**Your objective:**
Among the records below, how many lines contain "TOMORROW"? State the number and nothing more.
────────────────────
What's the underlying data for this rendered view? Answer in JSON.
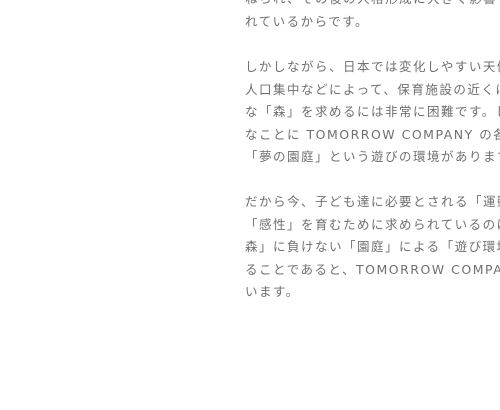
{
  "article": {
    "paragraphs": [
      {
        "lines": [
          "ねられ、その後の人格形成に大きく影響す",
          "れているからです。"
        ]
      },
      {
        "lines": [
          "しかしながら、日本では変化しやすい天候や",
          "人口集中などによって、保育施設の近くに非",
          "な「森」を求めるには非常に困難です。しか",
          "なことに TOMORROW COMPANY の各保",
          "「夢の園庭」という遊びの環境があります。"
        ]
      },
      {
        "lines": [
          "だから今、子ども達に必要とされる「運動",
          "「感性」を育むために求められているのは",
          "森」に負けない「園庭」による「遊び環境」",
          "ることであると、TOMORROW COMPANY",
          "います。"
        ]
      }
    ]
  }
}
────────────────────
**Reply to the task:**
2